**Work instructions**: Across all the records below, how many lines contain "einwurzelig"? Respond with only the number.

#### Dataset excerpts

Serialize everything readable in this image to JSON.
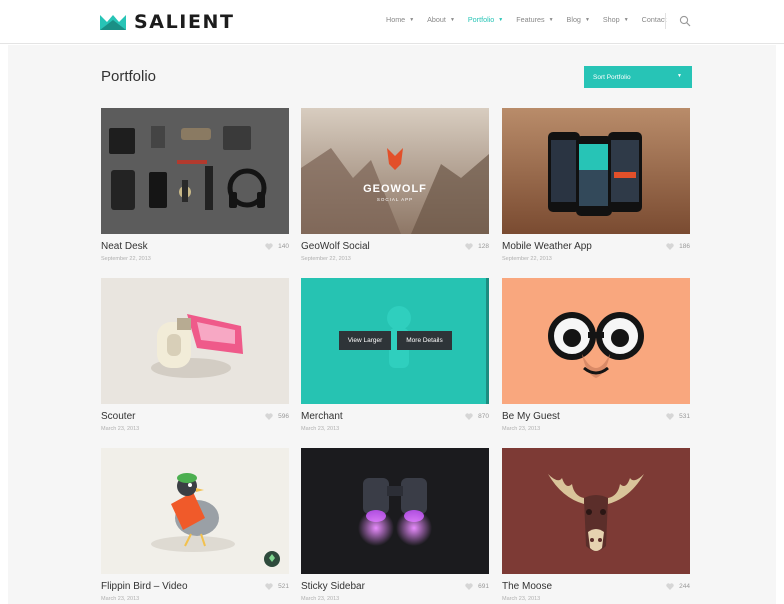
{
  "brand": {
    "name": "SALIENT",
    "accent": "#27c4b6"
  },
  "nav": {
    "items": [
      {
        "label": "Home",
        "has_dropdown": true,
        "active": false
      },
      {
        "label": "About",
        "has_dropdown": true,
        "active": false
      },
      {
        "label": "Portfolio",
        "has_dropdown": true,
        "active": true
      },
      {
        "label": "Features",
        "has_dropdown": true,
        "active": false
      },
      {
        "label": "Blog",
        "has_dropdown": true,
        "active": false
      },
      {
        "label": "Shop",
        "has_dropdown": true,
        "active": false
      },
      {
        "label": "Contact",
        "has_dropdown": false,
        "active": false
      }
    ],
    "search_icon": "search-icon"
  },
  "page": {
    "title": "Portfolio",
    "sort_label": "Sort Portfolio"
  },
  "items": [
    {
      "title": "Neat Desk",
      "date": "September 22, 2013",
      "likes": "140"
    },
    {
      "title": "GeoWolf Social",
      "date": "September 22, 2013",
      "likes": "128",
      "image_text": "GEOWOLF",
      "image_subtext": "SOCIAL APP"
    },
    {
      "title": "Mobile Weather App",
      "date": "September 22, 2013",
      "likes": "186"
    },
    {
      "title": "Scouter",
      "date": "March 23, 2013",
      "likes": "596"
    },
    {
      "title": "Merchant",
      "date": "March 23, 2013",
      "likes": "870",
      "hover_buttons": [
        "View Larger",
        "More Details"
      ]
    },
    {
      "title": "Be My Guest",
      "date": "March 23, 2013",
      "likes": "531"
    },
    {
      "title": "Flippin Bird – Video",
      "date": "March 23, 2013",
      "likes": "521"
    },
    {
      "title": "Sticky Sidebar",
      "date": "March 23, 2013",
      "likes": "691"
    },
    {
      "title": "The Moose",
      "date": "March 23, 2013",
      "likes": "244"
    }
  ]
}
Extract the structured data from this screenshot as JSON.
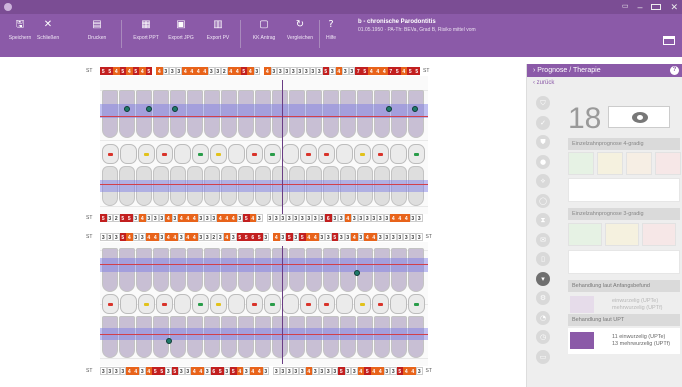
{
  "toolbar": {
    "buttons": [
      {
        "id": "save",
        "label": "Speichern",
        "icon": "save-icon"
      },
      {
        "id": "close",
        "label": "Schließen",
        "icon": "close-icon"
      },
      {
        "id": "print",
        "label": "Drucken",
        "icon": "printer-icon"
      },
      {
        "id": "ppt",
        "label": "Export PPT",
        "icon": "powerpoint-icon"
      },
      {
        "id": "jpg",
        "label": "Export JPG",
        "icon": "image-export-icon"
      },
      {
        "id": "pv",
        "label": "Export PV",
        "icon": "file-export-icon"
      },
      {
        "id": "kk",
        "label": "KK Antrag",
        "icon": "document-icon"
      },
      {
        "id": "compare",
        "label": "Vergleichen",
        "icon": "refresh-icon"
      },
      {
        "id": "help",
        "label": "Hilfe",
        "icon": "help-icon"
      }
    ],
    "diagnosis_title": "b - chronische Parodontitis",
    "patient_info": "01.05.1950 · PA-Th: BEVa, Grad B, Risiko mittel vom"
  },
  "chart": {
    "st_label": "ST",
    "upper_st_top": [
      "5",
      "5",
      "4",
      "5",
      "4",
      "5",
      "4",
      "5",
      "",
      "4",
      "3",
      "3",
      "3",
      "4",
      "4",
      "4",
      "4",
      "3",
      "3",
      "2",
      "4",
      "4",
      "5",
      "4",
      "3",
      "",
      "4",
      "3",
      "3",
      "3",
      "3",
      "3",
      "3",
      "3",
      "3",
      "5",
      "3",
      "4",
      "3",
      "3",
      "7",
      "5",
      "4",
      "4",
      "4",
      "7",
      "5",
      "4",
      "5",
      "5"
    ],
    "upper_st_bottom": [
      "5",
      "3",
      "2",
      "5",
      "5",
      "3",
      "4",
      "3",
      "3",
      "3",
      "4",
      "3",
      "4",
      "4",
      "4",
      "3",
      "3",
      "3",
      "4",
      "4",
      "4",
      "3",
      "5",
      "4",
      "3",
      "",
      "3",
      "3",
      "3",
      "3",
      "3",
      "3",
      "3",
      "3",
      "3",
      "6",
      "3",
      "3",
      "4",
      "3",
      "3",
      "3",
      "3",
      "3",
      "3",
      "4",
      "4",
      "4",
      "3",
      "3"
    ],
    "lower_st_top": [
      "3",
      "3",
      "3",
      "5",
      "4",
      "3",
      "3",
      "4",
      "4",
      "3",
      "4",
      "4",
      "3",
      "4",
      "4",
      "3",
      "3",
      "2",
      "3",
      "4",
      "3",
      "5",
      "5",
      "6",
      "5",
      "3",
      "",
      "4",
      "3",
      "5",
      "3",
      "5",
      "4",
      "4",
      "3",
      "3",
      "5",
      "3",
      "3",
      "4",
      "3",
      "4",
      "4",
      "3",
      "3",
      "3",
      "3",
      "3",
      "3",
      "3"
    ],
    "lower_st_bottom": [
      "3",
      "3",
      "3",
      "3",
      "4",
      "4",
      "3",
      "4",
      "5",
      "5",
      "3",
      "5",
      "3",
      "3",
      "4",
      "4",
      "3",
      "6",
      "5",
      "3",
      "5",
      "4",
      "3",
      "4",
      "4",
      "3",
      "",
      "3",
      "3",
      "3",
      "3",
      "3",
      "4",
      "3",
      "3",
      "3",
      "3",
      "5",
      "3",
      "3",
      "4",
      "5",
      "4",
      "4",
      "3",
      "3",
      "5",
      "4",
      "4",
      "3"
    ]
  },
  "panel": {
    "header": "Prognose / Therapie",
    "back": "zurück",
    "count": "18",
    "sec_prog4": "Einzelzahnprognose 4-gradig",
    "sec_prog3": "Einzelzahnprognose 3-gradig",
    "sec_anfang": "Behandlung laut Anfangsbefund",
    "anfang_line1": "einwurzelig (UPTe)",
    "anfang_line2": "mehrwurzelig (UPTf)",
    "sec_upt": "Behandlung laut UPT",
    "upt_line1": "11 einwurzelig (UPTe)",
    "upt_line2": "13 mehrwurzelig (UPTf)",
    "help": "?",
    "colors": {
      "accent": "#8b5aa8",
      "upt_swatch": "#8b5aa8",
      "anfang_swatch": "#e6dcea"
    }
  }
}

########

**Task response**: 2